Task to complete -> Filter the records, keeping every line that has the string "labels".
━━ Information given ━━
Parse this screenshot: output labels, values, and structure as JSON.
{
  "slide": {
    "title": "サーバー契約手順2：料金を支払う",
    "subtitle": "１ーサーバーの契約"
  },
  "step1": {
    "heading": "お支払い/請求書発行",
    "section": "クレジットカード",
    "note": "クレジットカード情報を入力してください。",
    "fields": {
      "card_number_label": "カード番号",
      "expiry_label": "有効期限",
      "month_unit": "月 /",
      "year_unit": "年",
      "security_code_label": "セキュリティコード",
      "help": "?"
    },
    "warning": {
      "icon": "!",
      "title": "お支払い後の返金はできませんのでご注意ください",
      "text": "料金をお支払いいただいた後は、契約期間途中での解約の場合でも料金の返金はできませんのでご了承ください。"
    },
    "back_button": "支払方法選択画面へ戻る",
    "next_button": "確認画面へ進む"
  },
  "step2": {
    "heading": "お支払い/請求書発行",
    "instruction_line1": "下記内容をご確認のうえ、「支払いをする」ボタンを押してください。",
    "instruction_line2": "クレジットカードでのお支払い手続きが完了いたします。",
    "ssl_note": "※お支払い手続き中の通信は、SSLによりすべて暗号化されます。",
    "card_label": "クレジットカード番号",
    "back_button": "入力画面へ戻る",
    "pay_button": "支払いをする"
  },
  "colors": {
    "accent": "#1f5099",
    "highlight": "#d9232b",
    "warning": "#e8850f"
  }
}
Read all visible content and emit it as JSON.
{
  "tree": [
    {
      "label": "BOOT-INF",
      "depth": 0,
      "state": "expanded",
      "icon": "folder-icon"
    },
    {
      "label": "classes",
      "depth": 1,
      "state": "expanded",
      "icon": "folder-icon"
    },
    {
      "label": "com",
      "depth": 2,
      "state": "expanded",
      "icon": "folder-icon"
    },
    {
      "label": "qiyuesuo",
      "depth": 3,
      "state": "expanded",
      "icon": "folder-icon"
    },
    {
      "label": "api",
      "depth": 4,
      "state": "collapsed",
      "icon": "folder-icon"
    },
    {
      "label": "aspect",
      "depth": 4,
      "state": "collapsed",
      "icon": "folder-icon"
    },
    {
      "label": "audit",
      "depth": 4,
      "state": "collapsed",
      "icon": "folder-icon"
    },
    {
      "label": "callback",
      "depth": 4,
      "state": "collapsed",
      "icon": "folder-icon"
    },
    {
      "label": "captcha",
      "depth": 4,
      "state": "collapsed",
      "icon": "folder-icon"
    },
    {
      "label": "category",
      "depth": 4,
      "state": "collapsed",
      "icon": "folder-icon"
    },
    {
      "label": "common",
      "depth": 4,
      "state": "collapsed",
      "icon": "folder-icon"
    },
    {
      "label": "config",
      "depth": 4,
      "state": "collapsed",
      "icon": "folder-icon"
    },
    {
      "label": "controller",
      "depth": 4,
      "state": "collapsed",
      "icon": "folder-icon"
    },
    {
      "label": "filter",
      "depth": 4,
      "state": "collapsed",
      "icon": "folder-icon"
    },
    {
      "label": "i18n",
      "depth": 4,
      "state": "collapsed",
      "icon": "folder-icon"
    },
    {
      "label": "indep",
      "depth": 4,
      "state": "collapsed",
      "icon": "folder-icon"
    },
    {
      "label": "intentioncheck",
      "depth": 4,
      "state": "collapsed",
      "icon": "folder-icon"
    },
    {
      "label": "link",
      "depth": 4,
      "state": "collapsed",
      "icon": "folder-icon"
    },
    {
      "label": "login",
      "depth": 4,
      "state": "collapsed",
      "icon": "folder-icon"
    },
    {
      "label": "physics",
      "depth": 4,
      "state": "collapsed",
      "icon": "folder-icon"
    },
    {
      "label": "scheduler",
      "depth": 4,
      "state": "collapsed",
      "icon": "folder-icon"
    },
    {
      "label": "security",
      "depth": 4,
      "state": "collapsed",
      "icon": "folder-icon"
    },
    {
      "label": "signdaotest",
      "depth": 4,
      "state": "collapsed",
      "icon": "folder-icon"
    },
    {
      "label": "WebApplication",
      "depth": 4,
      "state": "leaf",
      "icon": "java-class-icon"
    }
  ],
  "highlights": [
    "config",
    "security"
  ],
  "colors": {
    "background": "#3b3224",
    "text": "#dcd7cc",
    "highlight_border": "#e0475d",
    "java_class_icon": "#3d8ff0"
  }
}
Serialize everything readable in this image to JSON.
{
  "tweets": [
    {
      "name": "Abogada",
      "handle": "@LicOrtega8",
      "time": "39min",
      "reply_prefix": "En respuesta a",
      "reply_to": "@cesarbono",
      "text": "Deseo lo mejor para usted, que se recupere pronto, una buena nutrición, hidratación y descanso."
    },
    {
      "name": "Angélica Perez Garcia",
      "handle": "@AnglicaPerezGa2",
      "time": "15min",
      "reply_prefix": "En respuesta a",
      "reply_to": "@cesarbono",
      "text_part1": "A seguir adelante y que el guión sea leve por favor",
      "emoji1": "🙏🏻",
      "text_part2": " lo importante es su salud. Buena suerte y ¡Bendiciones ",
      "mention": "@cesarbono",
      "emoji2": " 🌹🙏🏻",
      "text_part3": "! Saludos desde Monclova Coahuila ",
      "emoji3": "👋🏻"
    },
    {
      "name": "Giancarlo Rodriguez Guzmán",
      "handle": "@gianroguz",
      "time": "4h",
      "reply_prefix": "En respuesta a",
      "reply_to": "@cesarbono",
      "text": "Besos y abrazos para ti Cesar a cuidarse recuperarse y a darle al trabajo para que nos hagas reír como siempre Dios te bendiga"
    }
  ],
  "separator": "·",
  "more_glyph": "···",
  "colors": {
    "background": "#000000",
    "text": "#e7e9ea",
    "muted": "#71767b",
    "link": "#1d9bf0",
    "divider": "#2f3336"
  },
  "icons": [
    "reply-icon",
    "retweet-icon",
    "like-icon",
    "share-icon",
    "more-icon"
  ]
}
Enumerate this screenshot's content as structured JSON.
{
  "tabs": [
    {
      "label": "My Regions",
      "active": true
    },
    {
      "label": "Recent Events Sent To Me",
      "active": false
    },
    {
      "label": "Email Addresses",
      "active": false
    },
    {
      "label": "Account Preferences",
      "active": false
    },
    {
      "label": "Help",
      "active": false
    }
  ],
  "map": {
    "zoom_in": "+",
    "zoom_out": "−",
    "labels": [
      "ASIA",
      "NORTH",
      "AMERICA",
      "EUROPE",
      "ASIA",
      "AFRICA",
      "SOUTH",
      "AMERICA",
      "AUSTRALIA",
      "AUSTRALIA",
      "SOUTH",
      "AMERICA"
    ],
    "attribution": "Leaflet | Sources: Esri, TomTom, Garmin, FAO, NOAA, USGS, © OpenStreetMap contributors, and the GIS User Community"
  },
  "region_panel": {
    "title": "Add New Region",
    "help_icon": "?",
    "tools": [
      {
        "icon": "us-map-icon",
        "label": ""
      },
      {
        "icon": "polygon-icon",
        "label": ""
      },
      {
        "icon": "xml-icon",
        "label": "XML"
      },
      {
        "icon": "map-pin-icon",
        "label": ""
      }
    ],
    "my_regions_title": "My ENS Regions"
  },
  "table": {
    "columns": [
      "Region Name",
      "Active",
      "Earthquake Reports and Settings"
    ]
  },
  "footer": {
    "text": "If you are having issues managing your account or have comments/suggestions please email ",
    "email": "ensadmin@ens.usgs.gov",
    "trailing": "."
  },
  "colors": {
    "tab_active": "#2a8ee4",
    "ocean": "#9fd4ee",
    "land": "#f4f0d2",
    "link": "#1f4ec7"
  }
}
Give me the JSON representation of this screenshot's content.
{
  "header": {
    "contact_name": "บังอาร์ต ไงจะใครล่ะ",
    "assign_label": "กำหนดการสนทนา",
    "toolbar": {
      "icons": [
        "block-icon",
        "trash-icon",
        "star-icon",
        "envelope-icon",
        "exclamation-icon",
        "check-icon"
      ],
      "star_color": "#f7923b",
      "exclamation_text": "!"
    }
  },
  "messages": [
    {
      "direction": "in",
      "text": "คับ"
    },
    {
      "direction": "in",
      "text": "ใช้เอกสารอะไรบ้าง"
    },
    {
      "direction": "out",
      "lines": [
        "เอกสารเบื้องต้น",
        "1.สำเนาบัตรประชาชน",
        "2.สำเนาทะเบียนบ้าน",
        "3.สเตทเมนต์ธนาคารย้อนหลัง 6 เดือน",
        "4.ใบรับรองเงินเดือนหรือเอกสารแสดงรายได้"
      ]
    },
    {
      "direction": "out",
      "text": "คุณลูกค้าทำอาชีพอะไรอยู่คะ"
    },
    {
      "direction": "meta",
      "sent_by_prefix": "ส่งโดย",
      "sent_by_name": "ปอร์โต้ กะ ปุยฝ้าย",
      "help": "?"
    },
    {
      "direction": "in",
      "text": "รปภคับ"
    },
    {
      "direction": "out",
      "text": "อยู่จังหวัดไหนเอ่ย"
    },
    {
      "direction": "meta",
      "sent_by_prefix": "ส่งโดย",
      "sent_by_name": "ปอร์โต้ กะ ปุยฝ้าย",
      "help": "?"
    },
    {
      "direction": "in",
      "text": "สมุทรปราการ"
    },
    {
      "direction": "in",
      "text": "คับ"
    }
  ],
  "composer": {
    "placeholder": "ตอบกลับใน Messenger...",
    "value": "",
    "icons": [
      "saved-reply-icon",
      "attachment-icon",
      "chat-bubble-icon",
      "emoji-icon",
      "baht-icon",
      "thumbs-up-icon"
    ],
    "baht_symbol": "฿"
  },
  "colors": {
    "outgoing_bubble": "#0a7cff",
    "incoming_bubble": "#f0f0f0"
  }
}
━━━
Expected answer ->
Parse this screenshot: output labels, values, and structure as JSON.
    "labels": [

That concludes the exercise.